Online Peer-Led Mutual Aid Groups

illustration of group of five diverse people.

A model of support for field education and practice

During the COVID-19 pandemic, many of our students were feeling the effects of the crisis, and in need of additional support. At the same time, a number of students' field placements were disrupted, and the Field Education team at the UB School of Social Work hoped to engage these students in work that would be meaningful.

Larry Shulman, PhD

With that in mind, Dr. Lawrence Shulman, former dean and emeritus faculty, conducted a training called "The Dynamics and Skills of Leading Online Mutual Aid Support Groups for Peers: A Training Workshop for Student Group Leaders." Participating students were then deployed to provide online support, with additional training and supervision provided by the school.

The training workshop that follows focused on preparing peer leaders to respond to the day-to-day issues faced by students as they coped with the significant changes in their social work education and their lives. Peer-led groups are not the same as practice supervision groups and they are not the same as personal therapy groups. Peer-led mutual aid groups require trained leaders to contract with the support group members, keep the work focused on the appropriate areas of discussion, help individuals reach out for help and help other group members to provide it, and create a positive group culture.

Appropriate for practice settings and educational/fieldwork settings, peer-led groups are based on the assumption that student participants can provide support for each other through the processes of mutual aid, including the relief of finding they are “all in the same boat” and that others share their feeling and concerns. Participants can share steps they have taken to address these issues and identify sources of outside support, including family, friends and counseling when needed.   

The Dynamics and Skills of Leading Online Mutual Aid Support Groups for Peers [videos embedded within each section]

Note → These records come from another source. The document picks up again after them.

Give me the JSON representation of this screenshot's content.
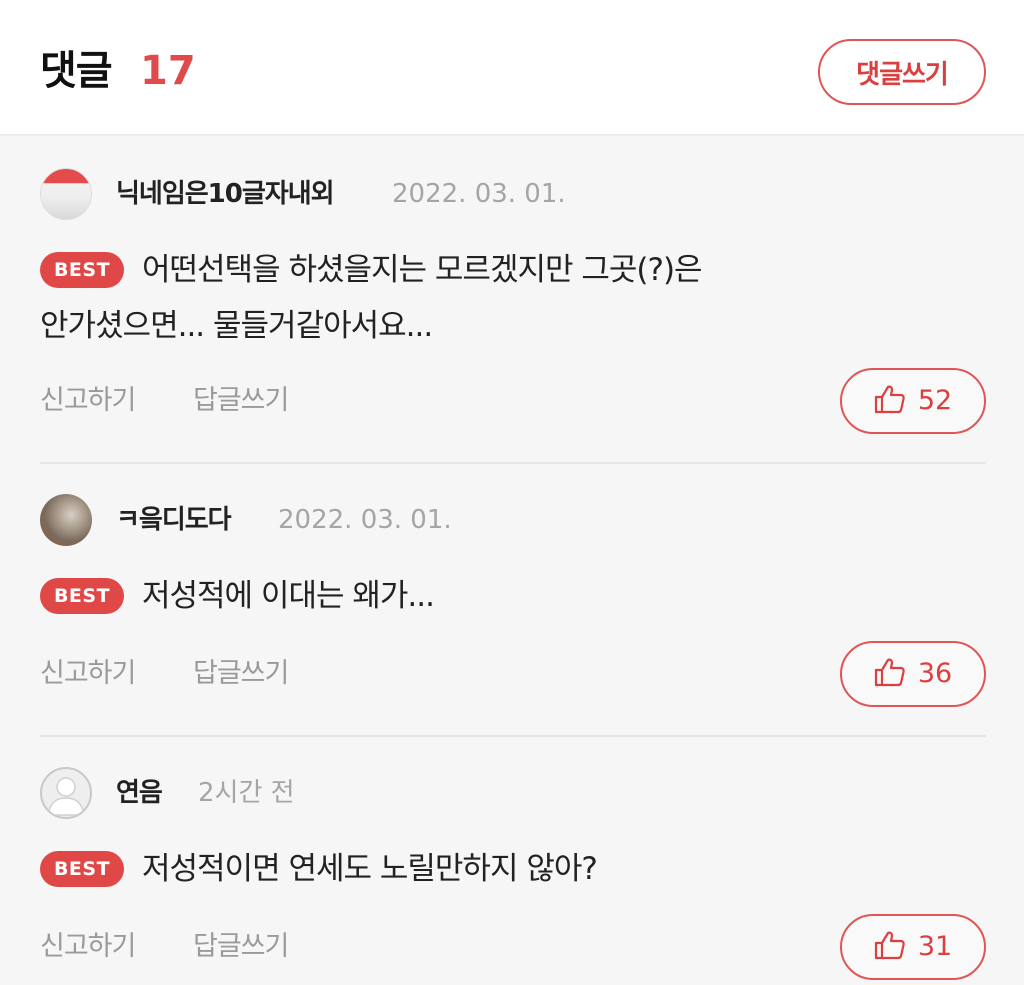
{
  "header": {
    "title": "댓글",
    "count": "17",
    "write_button": "댓글쓰기"
  },
  "comments": [
    {
      "nickname": "닉네임은10글자내외",
      "date": "2022. 03. 01.",
      "badge": "BEST",
      "lines": [
        "어떤선택을 하셨을지는 모르겠지만 그곳(?)은",
        "안가셨으면... 물들거같아서요..."
      ],
      "report": "신고하기",
      "reply": "답글쓰기",
      "likes": "52"
    },
    {
      "nickname": "ㅋ읔디도다",
      "date": "2022. 03. 01.",
      "badge": "BEST",
      "lines": [
        "저성적에 이대는 왜가..."
      ],
      "report": "신고하기",
      "reply": "답글쓰기",
      "likes": "36"
    },
    {
      "nickname": "연음",
      "date": "2시간 전",
      "badge": "BEST",
      "lines": [
        "저성적이면 연세도 노릴만하지 않아?"
      ],
      "report": "신고하기",
      "reply": "답글쓰기",
      "likes": "31"
    }
  ],
  "colors": {
    "accent": "#e04848",
    "muted": "#9a9a9a",
    "background": "#f6f6f6"
  }
}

Cohen, M.B. & Graybill, C.T. (2007). Using solution-oriented techniques in mutual aid groups. Social Work With Groups, 30(4), 41-58.

Shulman, L. (2018). The skills of helping individuals, families, groups and communities. Cengage.

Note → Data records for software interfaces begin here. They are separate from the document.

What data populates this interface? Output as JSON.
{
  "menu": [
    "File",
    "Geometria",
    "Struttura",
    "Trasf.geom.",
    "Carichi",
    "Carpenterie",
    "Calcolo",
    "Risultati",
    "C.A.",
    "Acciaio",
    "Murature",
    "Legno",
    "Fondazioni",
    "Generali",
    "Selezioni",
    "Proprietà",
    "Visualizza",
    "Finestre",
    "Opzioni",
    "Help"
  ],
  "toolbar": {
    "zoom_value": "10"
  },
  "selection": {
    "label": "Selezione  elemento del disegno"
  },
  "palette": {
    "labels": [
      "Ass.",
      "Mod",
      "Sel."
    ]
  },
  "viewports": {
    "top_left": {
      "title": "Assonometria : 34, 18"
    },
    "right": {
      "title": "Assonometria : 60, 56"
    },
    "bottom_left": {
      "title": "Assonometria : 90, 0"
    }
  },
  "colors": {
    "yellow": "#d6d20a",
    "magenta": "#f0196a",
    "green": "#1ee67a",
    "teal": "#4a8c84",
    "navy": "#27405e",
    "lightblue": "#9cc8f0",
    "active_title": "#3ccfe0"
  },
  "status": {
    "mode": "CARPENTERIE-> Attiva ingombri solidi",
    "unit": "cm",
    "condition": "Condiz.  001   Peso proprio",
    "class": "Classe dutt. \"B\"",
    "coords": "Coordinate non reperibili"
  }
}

Shulman, L. (1986). The dynamics of mutual aid. Social Work With Group 8(4), 51-60.

Steinberg, D.M. (2010). Mutual-aid: A contribution to best-practice social work. Social Work With Groups, 33(1), 53-68.

Tickell, P. (2020, March 25). Communities essential guide to digital tools for mutual aid groups: A toolkit for grassroots communities needing to move their work into the digital realm for the first time. Medium.

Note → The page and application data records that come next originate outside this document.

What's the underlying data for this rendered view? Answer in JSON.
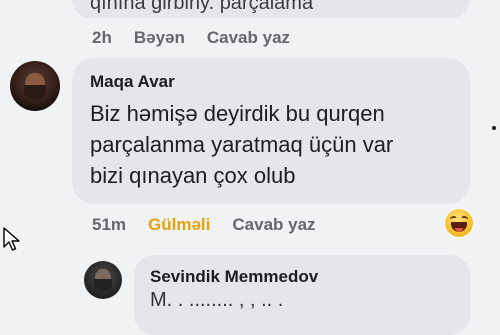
{
  "previous_comment": {
    "text_partial": "qınına girbiriy. parçalama",
    "timestamp": "2h",
    "like_label": "Bəyən",
    "reply_label": "Cavab yaz"
  },
  "comment": {
    "author": "Maqa Avar",
    "lines": [
      "Biz həmişə deyirdik bu qurqen",
      "parçalanma yaratmaq üçün var",
      "bizi qınayan çox olub"
    ],
    "timestamp": "51m",
    "reaction_label": "Gülməli",
    "reply_label": "Cavab yaz",
    "reaction_icon": "haha-emoji-icon",
    "reaction_color": "#e5a20e"
  },
  "reply": {
    "author": "Sevindik Memmedov",
    "text_partial": "M.  .  ........  ,  ,  ..  ."
  }
}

Contact Us

Laura Lewis, PhD, LCSW:

UBSSW Field Team:



Thank you to the following MSW students who came together, in the midst of a public health crisis, to assist in this initiative. Their leadership, generosity, flexibility and willingness to step into the unknown contributed to the project's success. They provided critical perspective and helped to shape our understanding of the role this model of peer-led mutual aid can play in supporting students and practitioners.  

  • Adrael Johnson
  • Alexander Schmitt
  • Brandy Sand
  • Charles Petko
  • Connor Gow
  • Christina Vitelli
  • Eden Barber
  • Jacqueline Malcolm
  • Jamie Jackson
  • Kayla Napierala